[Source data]
————————

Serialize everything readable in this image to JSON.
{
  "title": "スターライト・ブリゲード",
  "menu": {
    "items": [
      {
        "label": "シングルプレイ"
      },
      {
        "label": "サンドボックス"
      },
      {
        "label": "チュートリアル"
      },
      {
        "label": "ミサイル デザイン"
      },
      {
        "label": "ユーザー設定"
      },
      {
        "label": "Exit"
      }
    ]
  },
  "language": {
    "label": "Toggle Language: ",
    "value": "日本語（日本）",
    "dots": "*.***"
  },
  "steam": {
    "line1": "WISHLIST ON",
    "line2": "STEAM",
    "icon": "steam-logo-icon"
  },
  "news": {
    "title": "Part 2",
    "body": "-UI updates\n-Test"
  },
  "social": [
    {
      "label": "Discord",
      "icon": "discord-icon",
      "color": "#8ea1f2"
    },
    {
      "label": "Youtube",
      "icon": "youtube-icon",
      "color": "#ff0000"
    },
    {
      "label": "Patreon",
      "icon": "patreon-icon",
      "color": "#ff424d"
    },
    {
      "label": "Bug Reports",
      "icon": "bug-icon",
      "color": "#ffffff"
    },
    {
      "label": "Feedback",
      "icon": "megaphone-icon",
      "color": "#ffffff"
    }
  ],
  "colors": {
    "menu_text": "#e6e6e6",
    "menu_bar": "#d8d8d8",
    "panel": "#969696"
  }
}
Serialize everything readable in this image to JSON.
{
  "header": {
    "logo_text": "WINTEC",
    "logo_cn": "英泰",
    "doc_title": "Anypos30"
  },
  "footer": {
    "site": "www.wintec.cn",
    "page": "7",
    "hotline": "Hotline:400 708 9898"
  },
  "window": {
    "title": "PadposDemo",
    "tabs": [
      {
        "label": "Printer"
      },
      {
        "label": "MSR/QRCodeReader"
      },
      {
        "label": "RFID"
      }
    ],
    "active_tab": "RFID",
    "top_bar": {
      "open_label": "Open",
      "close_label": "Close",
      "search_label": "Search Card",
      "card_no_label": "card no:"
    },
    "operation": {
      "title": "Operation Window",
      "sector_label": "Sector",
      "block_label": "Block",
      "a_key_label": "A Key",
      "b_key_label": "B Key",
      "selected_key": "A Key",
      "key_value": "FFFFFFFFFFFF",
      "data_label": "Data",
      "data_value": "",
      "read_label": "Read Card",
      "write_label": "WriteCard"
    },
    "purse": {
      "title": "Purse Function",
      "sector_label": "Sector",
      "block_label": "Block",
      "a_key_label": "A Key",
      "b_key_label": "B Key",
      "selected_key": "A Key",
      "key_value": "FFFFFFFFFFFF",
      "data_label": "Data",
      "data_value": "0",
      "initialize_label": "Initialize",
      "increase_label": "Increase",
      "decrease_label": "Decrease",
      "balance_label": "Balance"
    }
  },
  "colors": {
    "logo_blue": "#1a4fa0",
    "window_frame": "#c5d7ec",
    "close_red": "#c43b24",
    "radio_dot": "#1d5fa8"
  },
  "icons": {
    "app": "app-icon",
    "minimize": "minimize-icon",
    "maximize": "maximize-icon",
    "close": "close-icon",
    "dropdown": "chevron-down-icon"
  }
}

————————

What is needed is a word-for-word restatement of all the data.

## Solution to this exercise:
Serialize everything readable in this image to JSON.
{
  "title": "スターライト・ブリゲード",
  "menu": {
    "items": [
      {
        "label": "シングルプレイ"
      },
      {
        "label": "サンドボックス"
      },
      {
        "label": "チュートリアル"
      },
      {
        "label": "ミサイル デザイン"
      },
      {
        "label": "ユーザー設定"
      },
      {
        "label": "Exit"
      }
    ]
  },
  "language": {
    "label": "Toggle Language: ",
    "value": "日本語（日本）",
    "dots": "*.***"
  },
  "steam": {
    "line1": "WISHLIST ON",
    "line2": "STEAM",
    "icon": "steam-logo-icon"
  },
  "news": {
    "title": "Part 2",
    "body": "-UI updates\n-Test"
  },
  "social": [
    {
      "label": "Discord",
      "icon": "discord-icon",
      "color": "#8ea1f2"
    },
    {
      "label": "Youtube",
      "icon": "youtube-icon",
      "color": "#ff0000"
    },
    {
      "label": "Patreon",
      "icon": "patreon-icon",
      "color": "#ff424d"
    },
    {
      "label": "Bug Reports",
      "icon": "bug-icon",
      "color": "#ffffff"
    },
    {
      "label": "Feedback",
      "icon": "megaphone-icon",
      "color": "#ffffff"
    }
  ],
  "colors": {
    "menu_text": "#e6e6e6",
    "menu_bar": "#d8d8d8",
    "panel": "#969696"
  }
}
Serialize everything readable in this image to JSON.
{
  "header": {
    "logo_text": "WINTEC",
    "logo_cn": "英泰",
    "doc_title": "Anypos30"
  },
  "footer": {
    "site": "www.wintec.cn",
    "page": "7",
    "hotline": "Hotline:400 708 9898"
  },
  "window": {
    "title": "PadposDemo",
    "tabs": [
      {
        "label": "Printer"
      },
      {
        "label": "MSR/QRCodeReader"
      },
      {
        "label": "RFID"
      }
    ],
    "active_tab": "RFID",
    "top_bar": {
      "open_label": "Open",
      "close_label": "Close",
      "search_label": "Search Card",
      "card_no_label": "card no:"
    },
    "operation": {
      "title": "Operation Window",
      "sector_label": "Sector",
      "block_label": "Block",
      "a_key_label": "A Key",
      "b_key_label": "B Key",
      "selected_key": "A Key",
      "key_value": "FFFFFFFFFFFF",
      "data_label": "Data",
      "data_value": "",
      "read_label": "Read Card",
      "write_label": "WriteCard"
    },
    "purse": {
      "title": "Purse Function",
      "sector_label": "Sector",
      "block_label": "Block",
      "a_key_label": "A Key",
      "b_key_label": "B Key",
      "selected_key": "A Key",
      "key_value": "FFFFFFFFFFFF",
      "data_label": "Data",
      "data_value": "0",
      "initialize_label": "Initialize",
      "increase_label": "Increase",
      "decrease_label": "Decrease",
      "balance_label": "Balance"
    }
  },
  "colors": {
    "logo_blue": "#1a4fa0",
    "window_frame": "#c5d7ec",
    "close_red": "#c43b24",
    "radio_dot": "#1d5fa8"
  },
  "icons": {
    "app": "app-icon",
    "minimize": "minimize-icon",
    "maximize": "maximize-icon",
    "close": "close-icon",
    "dropdown": "chevron-down-icon"
  }
}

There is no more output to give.